◆ **Work item**:
Every record has to be written out exactly, with no line missing.

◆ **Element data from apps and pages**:
= = =

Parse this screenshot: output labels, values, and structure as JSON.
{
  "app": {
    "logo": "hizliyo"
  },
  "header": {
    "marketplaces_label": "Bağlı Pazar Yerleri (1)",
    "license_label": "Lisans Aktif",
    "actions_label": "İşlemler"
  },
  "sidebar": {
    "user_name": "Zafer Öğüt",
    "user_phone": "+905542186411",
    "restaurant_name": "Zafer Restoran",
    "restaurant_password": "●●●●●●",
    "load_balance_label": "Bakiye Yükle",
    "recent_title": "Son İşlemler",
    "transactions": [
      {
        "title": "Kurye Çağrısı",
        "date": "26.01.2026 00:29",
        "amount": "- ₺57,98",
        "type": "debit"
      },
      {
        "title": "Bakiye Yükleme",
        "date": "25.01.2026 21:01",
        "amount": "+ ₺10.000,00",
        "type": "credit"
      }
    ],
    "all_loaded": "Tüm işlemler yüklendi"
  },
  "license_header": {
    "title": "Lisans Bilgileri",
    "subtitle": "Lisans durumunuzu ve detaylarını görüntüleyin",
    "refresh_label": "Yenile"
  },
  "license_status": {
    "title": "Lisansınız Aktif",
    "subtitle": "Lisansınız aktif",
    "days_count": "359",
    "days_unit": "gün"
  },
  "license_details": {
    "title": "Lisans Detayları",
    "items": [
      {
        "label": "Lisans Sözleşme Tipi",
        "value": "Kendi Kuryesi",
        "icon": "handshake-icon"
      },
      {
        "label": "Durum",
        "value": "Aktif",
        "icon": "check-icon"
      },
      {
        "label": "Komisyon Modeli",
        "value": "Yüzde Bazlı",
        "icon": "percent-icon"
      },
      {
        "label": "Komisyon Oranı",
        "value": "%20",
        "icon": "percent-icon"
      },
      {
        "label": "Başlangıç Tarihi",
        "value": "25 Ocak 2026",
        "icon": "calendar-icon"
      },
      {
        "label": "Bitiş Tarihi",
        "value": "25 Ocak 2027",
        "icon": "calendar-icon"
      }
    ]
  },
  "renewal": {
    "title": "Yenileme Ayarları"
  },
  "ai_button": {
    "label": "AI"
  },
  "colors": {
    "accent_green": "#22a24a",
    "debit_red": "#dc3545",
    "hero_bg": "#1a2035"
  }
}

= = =

◆ **Output**:
Parse this screenshot: output labels, values, and structure as JSON.
{
  "app": {
    "logo": "hizliyo"
  },
  "header": {
    "marketplaces_label": "Bağlı Pazar Yerleri (1)",
    "license_label": "Lisans Aktif",
    "actions_label": "İşlemler"
  },
  "sidebar": {
    "user_name": "Zafer Öğüt",
    "user_phone": "+905542186411",
    "restaurant_name": "Zafer Restoran",
    "restaurant_password": "●●●●●●",
    "load_balance_label": "Bakiye Yükle",
    "recent_title": "Son İşlemler",
    "transactions": [
      {
        "title": "Kurye Çağrısı",
        "date": "26.01.2026 00:29",
        "amount": "- ₺57,98",
        "type": "debit"
      },
      {
        "title": "Bakiye Yükleme",
        "date": "25.01.2026 21:01",
        "amount": "+ ₺10.000,00",
        "type": "credit"
      }
    ],
    "all_loaded": "Tüm işlemler yüklendi"
  },
  "license_header": {
    "title": "Lisans Bilgileri",
    "subtitle": "Lisans durumunuzu ve detaylarını görüntüleyin",
    "refresh_label": "Yenile"
  },
  "license_status": {
    "title": "Lisansınız Aktif",
    "subtitle": "Lisansınız aktif",
    "days_count": "359",
    "days_unit": "gün"
  },
  "license_details": {
    "title": "Lisans Detayları",
    "items": [
      {
        "label": "Lisans Sözleşme Tipi",
        "value": "Kendi Kuryesi",
        "icon": "handshake-icon"
      },
      {
        "label": "Durum",
        "value": "Aktif",
        "icon": "check-icon"
      },
      {
        "label": "Komisyon Modeli",
        "value": "Yüzde Bazlı",
        "icon": "percent-icon"
      },
      {
        "label": "Komisyon Oranı",
        "value": "%20",
        "icon": "percent-icon"
      },
      {
        "label": "Başlangıç Tarihi",
        "value": "25 Ocak 2026",
        "icon": "calendar-icon"
      },
      {
        "label": "Bitiş Tarihi",
        "value": "25 Ocak 2027",
        "icon": "calendar-icon"
      }
    ]
  },
  "renewal": {
    "title": "Yenileme Ayarları"
  },
  "ai_button": {
    "label": "AI"
  },
  "colors": {
    "accent_green": "#22a24a",
    "debit_red": "#dc3545",
    "hero_bg": "#1a2035"
  }
}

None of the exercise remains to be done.